“Contrary to what typically occurs in attempted coup d’états, the assault on the Brazilian government was publicly announced,” Iria Puyosa, a senior research fellow at the Atlantic Council’s Digital Forensic Research Lab, writes. “The call was not made on fringe or secret sites but in public groups and channels with thousands of followers. Videos, flyers, and texts indicating places and times of departure for Brasília, age requirements to participate, necessary supplies for the trip, and the objective of the mobilization circulated on TikTok, YouTube, public Telegram groups, and public WhatsApp groups for several days.”
In the days leading up to January 8, organizers used coded hashtags and expressions—like the “BrazilianSpring” coined by Steve Bannon, who has reportedly been advising Bolsonaro and encouraged him not to accept the result of the elections—to coordinate the attack. Prior to the insurrection, Brazil’s intelligence agency issued warnings about the threat of violence and attempts to take over government buildings, according to Brazilian media reports. Still, just before the violent occupation took place, Anderson Torres, Bolsonaro’s former minister of justice and the Federal District head of security told the governor of Brasília that “everything was quiet.” Torres, who, like Bolsonaro, is currently in Florida, has been fired and Governor Ibaneis Rocha has been removed from office for 90 days per a Supreme Court order. The invasion, Justice Alexandre de Moraes wrote, “could only occur with the consent, and even active participation, of authorities responsible for public safety and intelligence, as the organization of the supposed demonstrations was a notorious and known fact, disclosed by the Brazilian media.”
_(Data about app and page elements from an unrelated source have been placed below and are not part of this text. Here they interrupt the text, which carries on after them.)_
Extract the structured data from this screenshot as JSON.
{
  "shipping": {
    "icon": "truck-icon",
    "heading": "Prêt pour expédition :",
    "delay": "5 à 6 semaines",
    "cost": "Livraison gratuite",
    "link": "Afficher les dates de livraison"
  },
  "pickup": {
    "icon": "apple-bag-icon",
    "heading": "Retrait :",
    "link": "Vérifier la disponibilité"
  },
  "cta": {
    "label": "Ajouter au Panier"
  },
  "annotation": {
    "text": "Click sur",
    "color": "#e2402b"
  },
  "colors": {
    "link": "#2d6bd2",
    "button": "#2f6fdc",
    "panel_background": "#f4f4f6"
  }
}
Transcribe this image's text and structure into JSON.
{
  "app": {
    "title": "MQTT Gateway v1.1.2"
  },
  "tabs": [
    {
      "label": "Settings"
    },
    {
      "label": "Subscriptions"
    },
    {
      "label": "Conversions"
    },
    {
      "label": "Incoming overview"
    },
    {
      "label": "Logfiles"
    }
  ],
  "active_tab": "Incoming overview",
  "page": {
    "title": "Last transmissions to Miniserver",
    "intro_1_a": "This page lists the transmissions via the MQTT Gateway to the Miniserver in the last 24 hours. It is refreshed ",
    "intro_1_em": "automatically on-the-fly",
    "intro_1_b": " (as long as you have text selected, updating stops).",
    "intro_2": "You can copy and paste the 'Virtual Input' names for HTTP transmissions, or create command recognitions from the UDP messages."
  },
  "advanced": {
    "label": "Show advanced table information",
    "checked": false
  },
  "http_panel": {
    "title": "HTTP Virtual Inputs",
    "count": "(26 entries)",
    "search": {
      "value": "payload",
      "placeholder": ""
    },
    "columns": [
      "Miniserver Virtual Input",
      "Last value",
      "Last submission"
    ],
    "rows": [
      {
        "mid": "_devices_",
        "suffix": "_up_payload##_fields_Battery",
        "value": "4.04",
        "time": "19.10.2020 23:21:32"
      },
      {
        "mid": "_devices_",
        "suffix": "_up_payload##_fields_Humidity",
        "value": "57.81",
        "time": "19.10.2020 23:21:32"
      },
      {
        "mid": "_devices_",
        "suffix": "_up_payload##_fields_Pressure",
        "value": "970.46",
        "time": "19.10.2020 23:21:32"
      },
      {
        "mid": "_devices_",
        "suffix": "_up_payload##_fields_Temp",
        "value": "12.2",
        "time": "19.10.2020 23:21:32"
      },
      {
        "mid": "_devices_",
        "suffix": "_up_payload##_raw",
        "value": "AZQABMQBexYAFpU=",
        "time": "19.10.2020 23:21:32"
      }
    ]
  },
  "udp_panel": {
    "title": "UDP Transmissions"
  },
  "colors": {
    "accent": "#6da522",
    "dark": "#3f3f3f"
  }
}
On Sunday evening, police forces were able to retake control of the government buildings after President Lula decreed a federal intervention over public safety. Lula, who has called for an emergency meeting with governors, said Bolsonaro was responsible for encouraging the rioters and vowed to punish all those involved. At least 1,500 people have been arrested as the police dismantle the encampments, and some are starting to provide information about having received funding from “agro people,” in reference to the agriculture sector overwhelmingly supportive of Bolsonaro. Several crowdsourcing investigation efforts have cropped up on social media in an effort to identify the insurrectionists and assist the Ministry of Justice, which has created a channel to receive information. On Monday afternoon, Minister of Justice Flávio Dino said several crimes had been committed, including attempted violent abolition of the Democratic State of Law.
“God blessed Brazil yesterday because we didn’t have any deaths,” Dino said, “despite the irresponsibility of those who instigated it. Yesterday we lived through the Brazilian Capitol. With two differences: nobody died here and we have more arrests than there, much faster.”